◆ What is needed: Show every line from the data below that includes "Options".

◆ Information provided:
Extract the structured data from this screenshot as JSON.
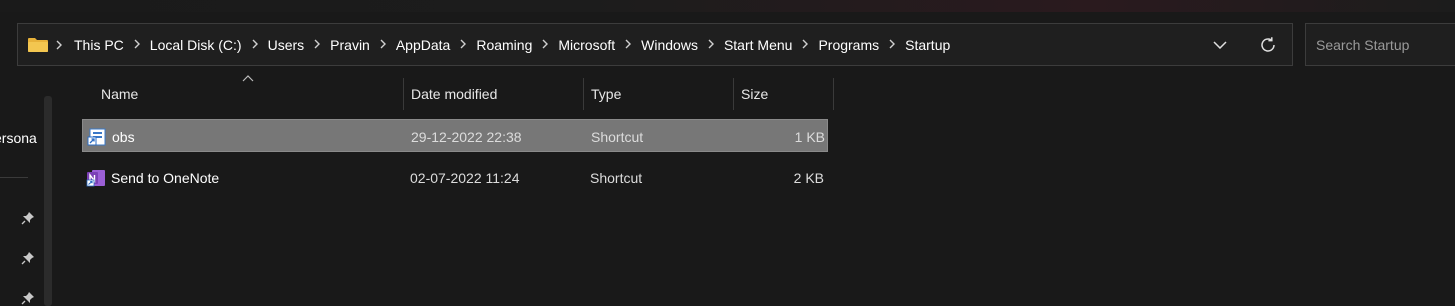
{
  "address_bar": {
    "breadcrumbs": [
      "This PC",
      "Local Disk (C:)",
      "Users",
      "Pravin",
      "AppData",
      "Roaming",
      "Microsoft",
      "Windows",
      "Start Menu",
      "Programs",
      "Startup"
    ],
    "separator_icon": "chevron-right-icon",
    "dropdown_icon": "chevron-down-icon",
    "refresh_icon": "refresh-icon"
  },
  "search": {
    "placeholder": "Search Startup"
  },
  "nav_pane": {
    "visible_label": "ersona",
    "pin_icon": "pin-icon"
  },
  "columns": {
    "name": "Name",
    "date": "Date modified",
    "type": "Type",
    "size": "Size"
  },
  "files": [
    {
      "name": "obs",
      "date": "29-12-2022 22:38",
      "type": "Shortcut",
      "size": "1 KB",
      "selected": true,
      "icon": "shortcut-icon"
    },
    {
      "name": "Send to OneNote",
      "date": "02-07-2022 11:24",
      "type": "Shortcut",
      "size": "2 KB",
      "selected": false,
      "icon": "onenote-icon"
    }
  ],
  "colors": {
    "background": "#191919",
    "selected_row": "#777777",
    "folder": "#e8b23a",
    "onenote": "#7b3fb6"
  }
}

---

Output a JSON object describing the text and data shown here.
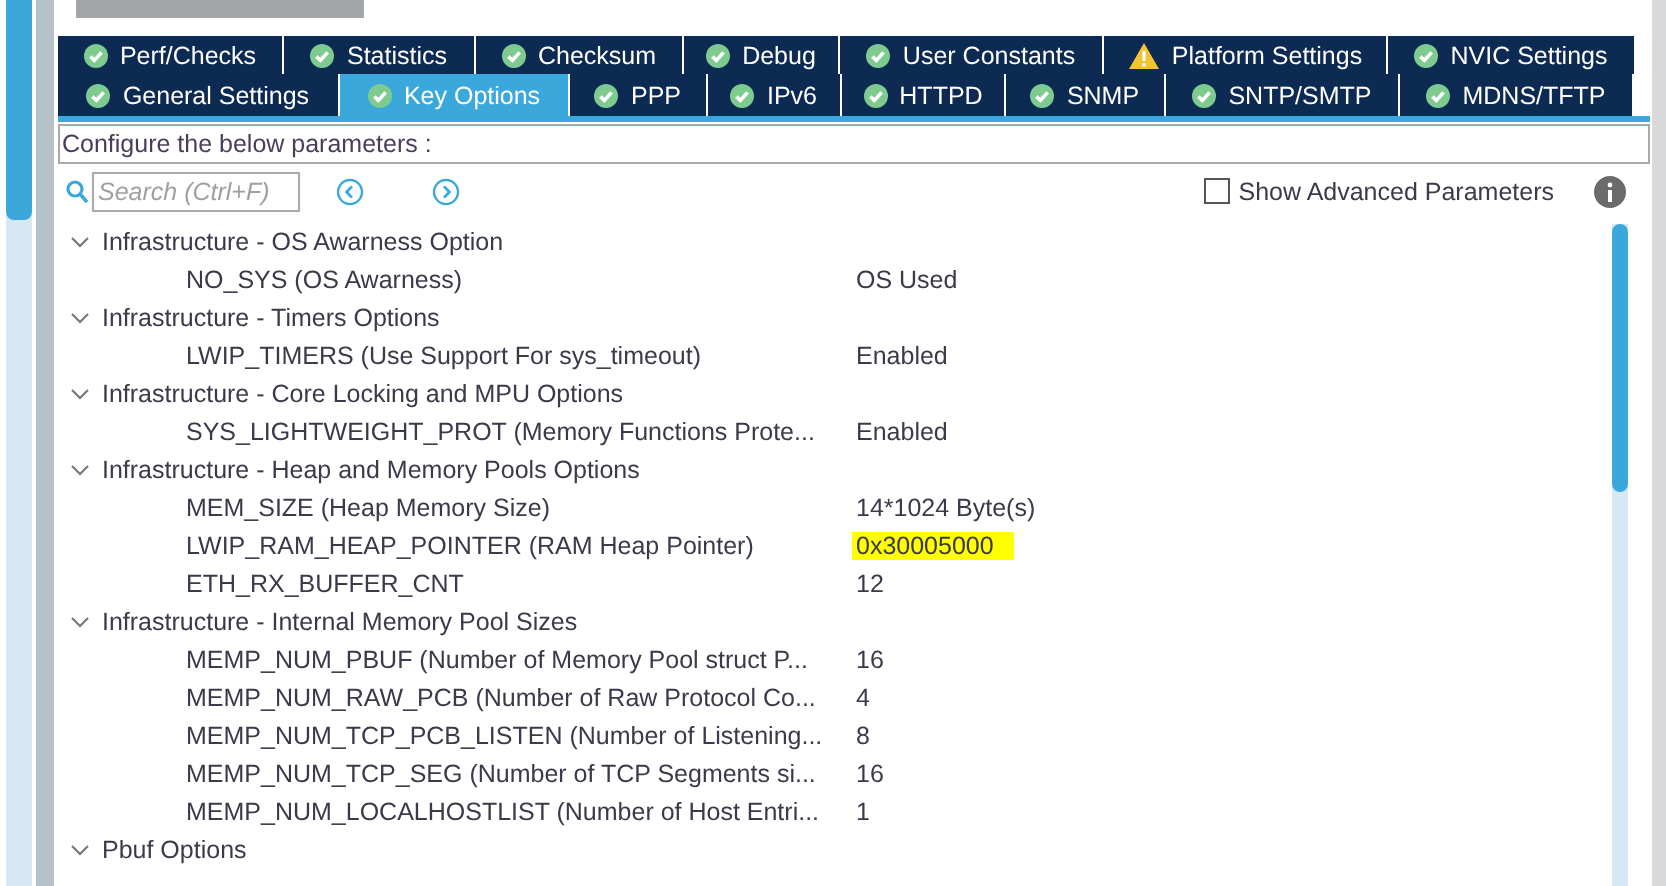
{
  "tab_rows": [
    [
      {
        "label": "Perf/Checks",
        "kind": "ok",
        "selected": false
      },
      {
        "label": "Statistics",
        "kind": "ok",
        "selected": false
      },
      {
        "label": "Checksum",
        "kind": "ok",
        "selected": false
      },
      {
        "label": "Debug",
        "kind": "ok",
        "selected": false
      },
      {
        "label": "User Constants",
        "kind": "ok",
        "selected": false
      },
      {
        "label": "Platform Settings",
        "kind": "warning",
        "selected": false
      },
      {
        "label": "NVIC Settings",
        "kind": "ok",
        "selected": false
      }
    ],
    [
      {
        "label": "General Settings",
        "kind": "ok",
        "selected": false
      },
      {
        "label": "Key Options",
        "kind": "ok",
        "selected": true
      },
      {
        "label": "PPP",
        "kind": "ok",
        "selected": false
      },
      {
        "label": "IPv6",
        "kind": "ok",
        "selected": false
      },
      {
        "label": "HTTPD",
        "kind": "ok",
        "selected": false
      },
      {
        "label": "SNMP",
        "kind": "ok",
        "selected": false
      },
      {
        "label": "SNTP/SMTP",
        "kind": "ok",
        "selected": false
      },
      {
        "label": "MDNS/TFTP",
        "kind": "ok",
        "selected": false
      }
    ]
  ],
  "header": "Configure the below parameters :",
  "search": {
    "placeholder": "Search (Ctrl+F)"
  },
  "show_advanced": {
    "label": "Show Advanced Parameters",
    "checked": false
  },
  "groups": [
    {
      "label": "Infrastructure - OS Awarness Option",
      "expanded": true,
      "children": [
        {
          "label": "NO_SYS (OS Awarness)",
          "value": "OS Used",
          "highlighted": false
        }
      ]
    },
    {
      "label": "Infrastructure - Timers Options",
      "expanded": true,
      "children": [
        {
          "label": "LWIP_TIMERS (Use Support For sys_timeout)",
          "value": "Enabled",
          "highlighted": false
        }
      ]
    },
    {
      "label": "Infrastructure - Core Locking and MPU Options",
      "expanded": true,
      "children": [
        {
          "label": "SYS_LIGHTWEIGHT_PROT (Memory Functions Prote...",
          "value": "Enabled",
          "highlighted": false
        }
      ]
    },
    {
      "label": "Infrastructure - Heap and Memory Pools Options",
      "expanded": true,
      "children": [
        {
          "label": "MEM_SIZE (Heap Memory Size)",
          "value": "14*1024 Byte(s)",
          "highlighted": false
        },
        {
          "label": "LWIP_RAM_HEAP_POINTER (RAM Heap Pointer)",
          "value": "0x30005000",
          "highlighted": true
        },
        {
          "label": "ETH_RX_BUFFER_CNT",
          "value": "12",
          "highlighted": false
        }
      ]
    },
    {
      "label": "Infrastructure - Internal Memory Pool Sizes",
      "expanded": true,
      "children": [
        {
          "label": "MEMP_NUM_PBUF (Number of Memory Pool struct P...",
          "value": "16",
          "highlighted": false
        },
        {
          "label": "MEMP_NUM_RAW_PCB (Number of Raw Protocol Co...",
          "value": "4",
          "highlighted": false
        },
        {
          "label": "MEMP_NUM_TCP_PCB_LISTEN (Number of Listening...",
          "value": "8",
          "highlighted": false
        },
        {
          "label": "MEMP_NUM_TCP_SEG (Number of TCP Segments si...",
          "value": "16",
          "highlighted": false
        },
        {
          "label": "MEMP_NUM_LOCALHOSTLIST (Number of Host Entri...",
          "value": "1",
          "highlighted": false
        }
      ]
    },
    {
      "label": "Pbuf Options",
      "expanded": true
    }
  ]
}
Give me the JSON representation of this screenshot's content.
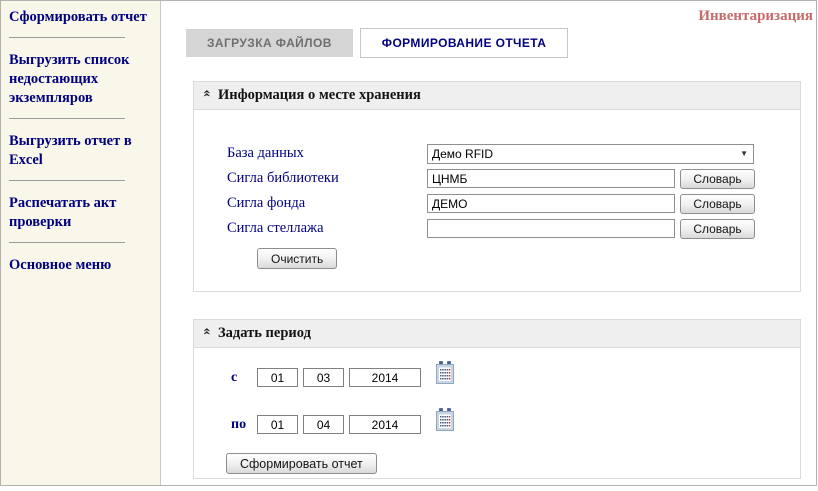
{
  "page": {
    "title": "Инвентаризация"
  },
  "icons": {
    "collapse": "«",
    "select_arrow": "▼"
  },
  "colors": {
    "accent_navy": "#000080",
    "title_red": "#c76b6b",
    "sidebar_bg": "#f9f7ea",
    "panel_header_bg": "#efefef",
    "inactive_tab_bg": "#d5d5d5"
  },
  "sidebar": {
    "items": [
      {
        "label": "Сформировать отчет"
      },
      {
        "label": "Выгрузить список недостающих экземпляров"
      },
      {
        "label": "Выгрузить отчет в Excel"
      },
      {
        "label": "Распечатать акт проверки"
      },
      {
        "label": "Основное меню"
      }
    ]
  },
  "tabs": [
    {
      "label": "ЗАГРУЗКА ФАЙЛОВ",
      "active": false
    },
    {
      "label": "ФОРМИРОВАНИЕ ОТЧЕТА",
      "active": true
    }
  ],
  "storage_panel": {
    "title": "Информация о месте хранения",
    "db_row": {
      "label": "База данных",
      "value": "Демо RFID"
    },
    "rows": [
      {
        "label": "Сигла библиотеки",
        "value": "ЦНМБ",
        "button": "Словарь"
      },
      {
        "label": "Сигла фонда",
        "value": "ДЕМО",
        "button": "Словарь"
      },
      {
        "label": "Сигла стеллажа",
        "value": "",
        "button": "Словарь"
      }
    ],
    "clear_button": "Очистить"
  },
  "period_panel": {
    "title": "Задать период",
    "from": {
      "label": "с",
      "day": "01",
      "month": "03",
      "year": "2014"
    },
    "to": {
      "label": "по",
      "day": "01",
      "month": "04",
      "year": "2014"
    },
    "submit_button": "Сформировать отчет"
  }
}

◆ Solution to the problem:
        "label": "Key Options",
      "label": "Infrastructure - Timers Options",
      "label": "Infrastructure - Core Locking and MPU Options",
      "label": "Infrastructure - Heap and Memory Pools Options",
      "label": "Pbuf Options",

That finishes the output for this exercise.